**WHAT IS REQUIRED**
Pictures aside, can you reproduce the records word for word?

**DATA EXCERPTS**
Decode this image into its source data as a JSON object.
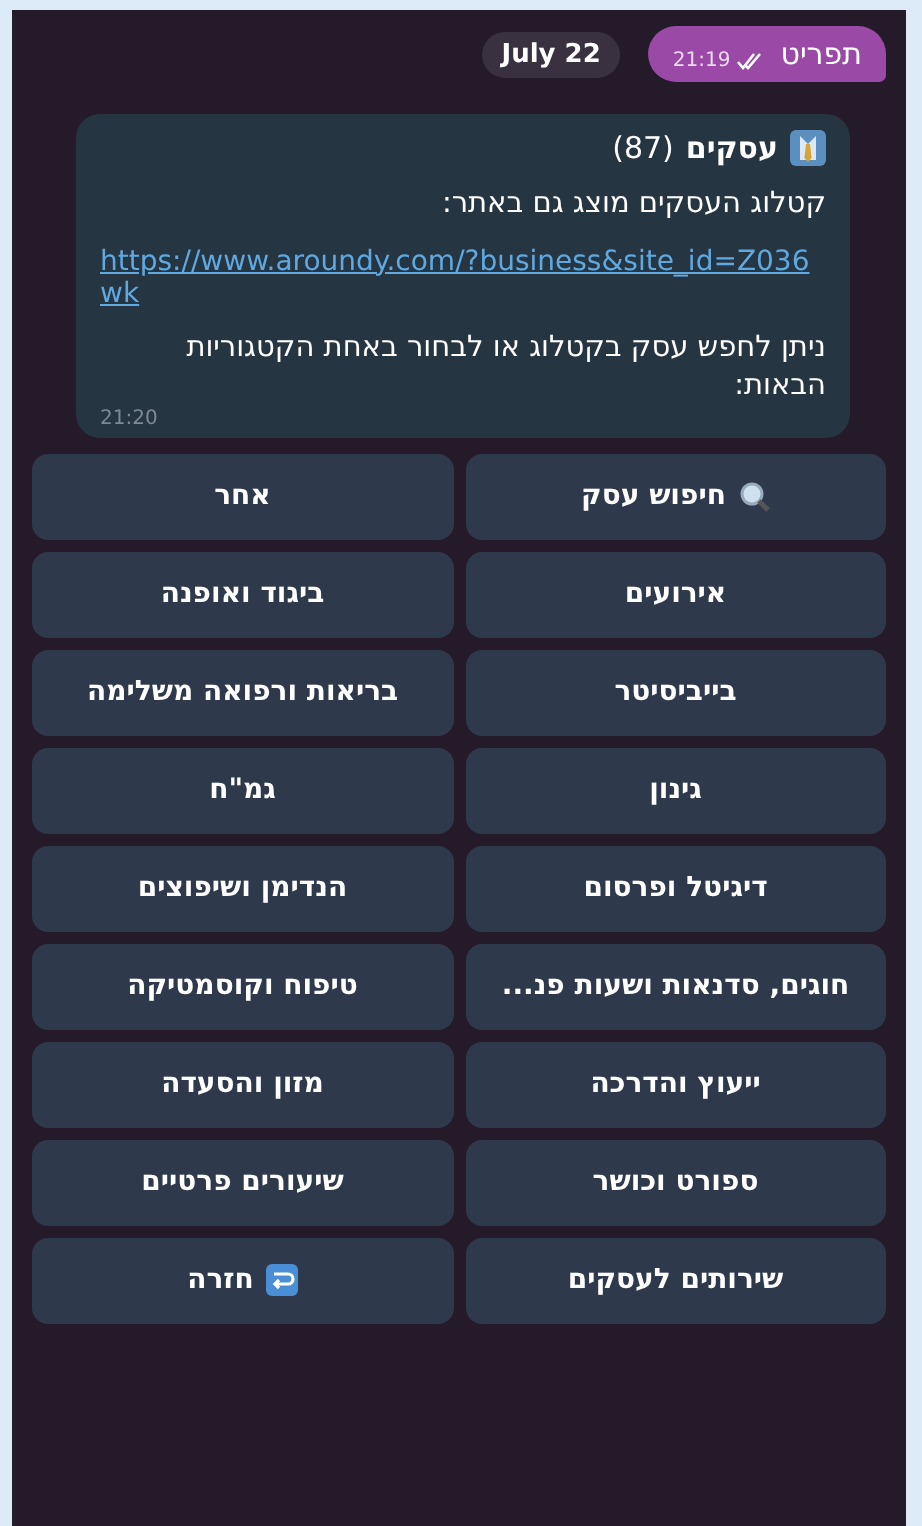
{
  "date_chip": "July 22",
  "sent_message": {
    "text": "תפריט",
    "time": "21:19",
    "read": true
  },
  "incoming_message": {
    "title": "עסקים",
    "count": "(87)",
    "intro": "קטלוג העסקים מוצג גם באתר:",
    "link": "https://www.aroundy.com/?business&site_id=Z036wk",
    "prompt": "ניתן לחפש עסק בקטלוג או לבחור באחת הקטגוריות הבאות:",
    "time": "21:20"
  },
  "keyboard_buttons": [
    {
      "label": "חיפוש עסק",
      "kind": "search"
    },
    {
      "label": "אחר",
      "kind": "plain"
    },
    {
      "label": "אירועים",
      "kind": "plain"
    },
    {
      "label": "ביגוד ואופנה",
      "kind": "plain"
    },
    {
      "label": "בייביסיטר",
      "kind": "plain"
    },
    {
      "label": "בריאות ורפואה משלימה",
      "kind": "plain"
    },
    {
      "label": "גינון",
      "kind": "plain"
    },
    {
      "label": "גמ\"ח",
      "kind": "plain"
    },
    {
      "label": "דיגיטל ופרסום",
      "kind": "plain"
    },
    {
      "label": "הנדימן ושיפוצים",
      "kind": "plain"
    },
    {
      "label": "חוגים, סדנאות ושעות פנ...",
      "kind": "plain"
    },
    {
      "label": "טיפוח וקוסמטיקה",
      "kind": "plain"
    },
    {
      "label": "ייעוץ והדרכה",
      "kind": "plain"
    },
    {
      "label": "מזון והסעדה",
      "kind": "plain"
    },
    {
      "label": "ספורט וכושר",
      "kind": "plain"
    },
    {
      "label": "שיעורים פרטיים",
      "kind": "plain"
    },
    {
      "label": "שירותים לעסקים",
      "kind": "plain"
    },
    {
      "label": "חזרה",
      "kind": "back"
    }
  ]
}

**ANSWER BOX**
Decode this image into its source data as a JSON object.
{
  "date_chip": "July 22",
  "sent_message": {
    "text": "תפריט",
    "time": "21:19",
    "read": true
  },
  "incoming_message": {
    "title": "עסקים",
    "count": "(87)",
    "intro": "קטלוג העסקים מוצג גם באתר:",
    "link": "https://www.aroundy.com/?business&site_id=Z036wk",
    "prompt": "ניתן לחפש עסק בקטלוג או לבחור באחת הקטגוריות הבאות:",
    "time": "21:20"
  },
  "keyboard_buttons": [
    {
      "label": "חיפוש עסק",
      "kind": "search"
    },
    {
      "label": "אחר",
      "kind": "plain"
    },
    {
      "label": "אירועים",
      "kind": "plain"
    },
    {
      "label": "ביגוד ואופנה",
      "kind": "plain"
    },
    {
      "label": "בייביסיטר",
      "kind": "plain"
    },
    {
      "label": "בריאות ורפואה משלימה",
      "kind": "plain"
    },
    {
      "label": "גינון",
      "kind": "plain"
    },
    {
      "label": "גמ\"ח",
      "kind": "plain"
    },
    {
      "label": "דיגיטל ופרסום",
      "kind": "plain"
    },
    {
      "label": "הנדימן ושיפוצים",
      "kind": "plain"
    },
    {
      "label": "חוגים, סדנאות ושעות פנ...",
      "kind": "plain"
    },
    {
      "label": "טיפוח וקוסמטיקה",
      "kind": "plain"
    },
    {
      "label": "ייעוץ והדרכה",
      "kind": "plain"
    },
    {
      "label": "מזון והסעדה",
      "kind": "plain"
    },
    {
      "label": "ספורט וכושר",
      "kind": "plain"
    },
    {
      "label": "שיעורים פרטיים",
      "kind": "plain"
    },
    {
      "label": "שירותים לעסקים",
      "kind": "plain"
    },
    {
      "label": "חזרה",
      "kind": "back"
    }
  ]
}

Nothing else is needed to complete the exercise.